What with his substantial experience in social and political parody, and fifteen years of press drawing for the biggest French newspapers, Jul is something of an exception in the world of satirical comic books. Having been brought up on Monty Python and the Marx Brothers as well as René Goscinny and Hara-Kiri, Jul is at a crossroads of diverse influences. He was born in 1974. After his studies, he became a university professor of Chinese history before directing his energies towards press illustration. He got into the Nouvel Observateur in 1998, and then drew for La Dépêche du Midi and Marianne. Since then, he's contributed to Lire, Philosophie Magazine, Psychologies Magazine, L'Huma, Les Échos and also Fluide Glacial. In 2005, he published his first comic book album, Il faut tuer José Bové (Albin Michel), a dizzying dive into the world of anti-globalization. The album had great success with readers, and in 2006 he released his second album, La croisade s'amuse (Albin Michel), which parodies the clash of civilizations. In 2007, his album Le Guide du moutard pour survivre à 9 mois de grossesse (Albin Michel) was awarded the René Goscinny prize. He began publishing his first series, Silex and the City (Dargaud), in 2009. The TV adaptation was broadcast on Arte, maintaining its spot on prime time TV for four full seasons. And more recently, Jul has teamed up with Charles Pépin to explore the realm of philosophy through his graphic novels, with La Planète des sages in 2011 (Dargaud), followed by Platon la gaffe in 2013 (Dargaud; Uh-Oh Plato!, Europe Comics 2018).

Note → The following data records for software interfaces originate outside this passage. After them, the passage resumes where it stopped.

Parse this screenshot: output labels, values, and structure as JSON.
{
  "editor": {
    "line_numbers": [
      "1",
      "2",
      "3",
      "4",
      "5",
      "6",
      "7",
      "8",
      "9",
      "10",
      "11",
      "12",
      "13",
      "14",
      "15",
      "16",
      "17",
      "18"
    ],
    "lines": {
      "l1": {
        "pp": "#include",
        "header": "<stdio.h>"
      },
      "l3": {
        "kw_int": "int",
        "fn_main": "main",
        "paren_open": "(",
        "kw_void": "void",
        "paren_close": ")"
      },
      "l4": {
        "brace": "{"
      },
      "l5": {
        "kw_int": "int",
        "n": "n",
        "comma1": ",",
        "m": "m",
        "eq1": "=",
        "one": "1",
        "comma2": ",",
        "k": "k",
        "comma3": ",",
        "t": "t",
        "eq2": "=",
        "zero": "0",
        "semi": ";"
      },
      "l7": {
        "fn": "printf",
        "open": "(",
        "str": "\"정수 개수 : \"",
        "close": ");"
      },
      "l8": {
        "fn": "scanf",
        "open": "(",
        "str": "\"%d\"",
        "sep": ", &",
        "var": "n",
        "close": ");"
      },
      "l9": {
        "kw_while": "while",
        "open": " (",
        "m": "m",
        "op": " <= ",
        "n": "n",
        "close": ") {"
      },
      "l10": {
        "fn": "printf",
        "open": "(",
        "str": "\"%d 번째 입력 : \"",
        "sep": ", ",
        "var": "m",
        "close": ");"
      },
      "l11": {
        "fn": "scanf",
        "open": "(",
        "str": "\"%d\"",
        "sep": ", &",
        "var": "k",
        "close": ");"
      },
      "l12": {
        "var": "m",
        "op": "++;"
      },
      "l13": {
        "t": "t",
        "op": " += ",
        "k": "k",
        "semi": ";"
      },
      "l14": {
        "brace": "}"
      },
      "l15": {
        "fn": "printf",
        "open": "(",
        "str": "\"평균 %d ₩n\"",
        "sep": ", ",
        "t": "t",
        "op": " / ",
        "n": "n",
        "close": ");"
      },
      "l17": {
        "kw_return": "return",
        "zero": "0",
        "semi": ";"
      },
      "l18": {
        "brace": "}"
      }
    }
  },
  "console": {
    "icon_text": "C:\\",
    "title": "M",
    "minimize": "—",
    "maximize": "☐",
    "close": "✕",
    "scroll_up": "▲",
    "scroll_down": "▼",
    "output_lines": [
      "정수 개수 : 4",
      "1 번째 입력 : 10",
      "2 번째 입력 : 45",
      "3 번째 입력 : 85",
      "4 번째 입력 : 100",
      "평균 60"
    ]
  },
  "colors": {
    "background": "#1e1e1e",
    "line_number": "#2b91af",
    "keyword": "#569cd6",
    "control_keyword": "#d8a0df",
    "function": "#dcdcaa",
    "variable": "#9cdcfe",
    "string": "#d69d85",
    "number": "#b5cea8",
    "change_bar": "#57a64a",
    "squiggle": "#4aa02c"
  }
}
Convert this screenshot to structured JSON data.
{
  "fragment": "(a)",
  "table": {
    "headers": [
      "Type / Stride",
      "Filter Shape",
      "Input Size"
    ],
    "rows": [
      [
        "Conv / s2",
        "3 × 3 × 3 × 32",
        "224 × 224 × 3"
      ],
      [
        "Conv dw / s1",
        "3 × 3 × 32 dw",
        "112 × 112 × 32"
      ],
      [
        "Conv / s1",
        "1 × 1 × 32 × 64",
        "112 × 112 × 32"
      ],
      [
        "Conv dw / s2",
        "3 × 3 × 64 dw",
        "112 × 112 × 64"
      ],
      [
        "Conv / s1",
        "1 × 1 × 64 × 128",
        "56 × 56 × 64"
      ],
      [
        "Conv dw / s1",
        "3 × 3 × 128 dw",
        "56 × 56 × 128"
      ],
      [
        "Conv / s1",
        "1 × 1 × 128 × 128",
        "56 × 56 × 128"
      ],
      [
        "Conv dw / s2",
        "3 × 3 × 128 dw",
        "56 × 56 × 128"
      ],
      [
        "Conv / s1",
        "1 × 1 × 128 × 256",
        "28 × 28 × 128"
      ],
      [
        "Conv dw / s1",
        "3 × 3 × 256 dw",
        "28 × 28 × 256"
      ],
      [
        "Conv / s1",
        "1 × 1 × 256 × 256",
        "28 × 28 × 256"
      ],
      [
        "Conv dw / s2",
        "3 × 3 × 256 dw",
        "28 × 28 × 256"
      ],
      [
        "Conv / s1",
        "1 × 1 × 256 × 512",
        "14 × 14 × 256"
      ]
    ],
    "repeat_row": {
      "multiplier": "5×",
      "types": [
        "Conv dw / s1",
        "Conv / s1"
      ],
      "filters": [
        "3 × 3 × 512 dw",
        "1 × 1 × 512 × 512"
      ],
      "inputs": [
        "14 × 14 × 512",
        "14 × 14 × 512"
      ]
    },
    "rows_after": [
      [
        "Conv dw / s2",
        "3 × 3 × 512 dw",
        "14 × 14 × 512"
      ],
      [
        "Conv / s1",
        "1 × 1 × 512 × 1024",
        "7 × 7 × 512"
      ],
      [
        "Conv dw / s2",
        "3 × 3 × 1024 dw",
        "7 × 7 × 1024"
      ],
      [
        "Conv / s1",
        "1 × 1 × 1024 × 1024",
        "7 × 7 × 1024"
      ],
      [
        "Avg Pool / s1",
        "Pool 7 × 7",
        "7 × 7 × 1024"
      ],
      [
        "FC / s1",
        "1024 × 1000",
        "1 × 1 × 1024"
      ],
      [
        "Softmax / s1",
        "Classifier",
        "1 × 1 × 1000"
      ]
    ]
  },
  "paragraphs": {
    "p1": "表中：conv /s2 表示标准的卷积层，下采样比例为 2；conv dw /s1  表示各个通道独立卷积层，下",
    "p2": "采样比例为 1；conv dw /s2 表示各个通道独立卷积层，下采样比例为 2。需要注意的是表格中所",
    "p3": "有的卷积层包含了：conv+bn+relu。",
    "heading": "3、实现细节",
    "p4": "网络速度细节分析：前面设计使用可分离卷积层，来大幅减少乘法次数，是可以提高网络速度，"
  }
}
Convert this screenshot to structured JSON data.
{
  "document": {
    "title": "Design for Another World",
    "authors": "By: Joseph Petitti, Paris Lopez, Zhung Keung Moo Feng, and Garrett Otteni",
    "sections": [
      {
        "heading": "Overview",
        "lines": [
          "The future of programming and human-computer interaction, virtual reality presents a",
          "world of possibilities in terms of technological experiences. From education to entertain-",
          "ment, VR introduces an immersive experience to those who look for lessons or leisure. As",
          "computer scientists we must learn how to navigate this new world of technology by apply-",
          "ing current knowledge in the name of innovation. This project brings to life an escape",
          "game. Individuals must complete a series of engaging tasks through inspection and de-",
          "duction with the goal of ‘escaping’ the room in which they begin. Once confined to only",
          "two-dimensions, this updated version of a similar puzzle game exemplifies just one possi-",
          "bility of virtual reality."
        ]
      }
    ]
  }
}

Country of origin: FranceEurope Comics Publisher: Dargaud (France)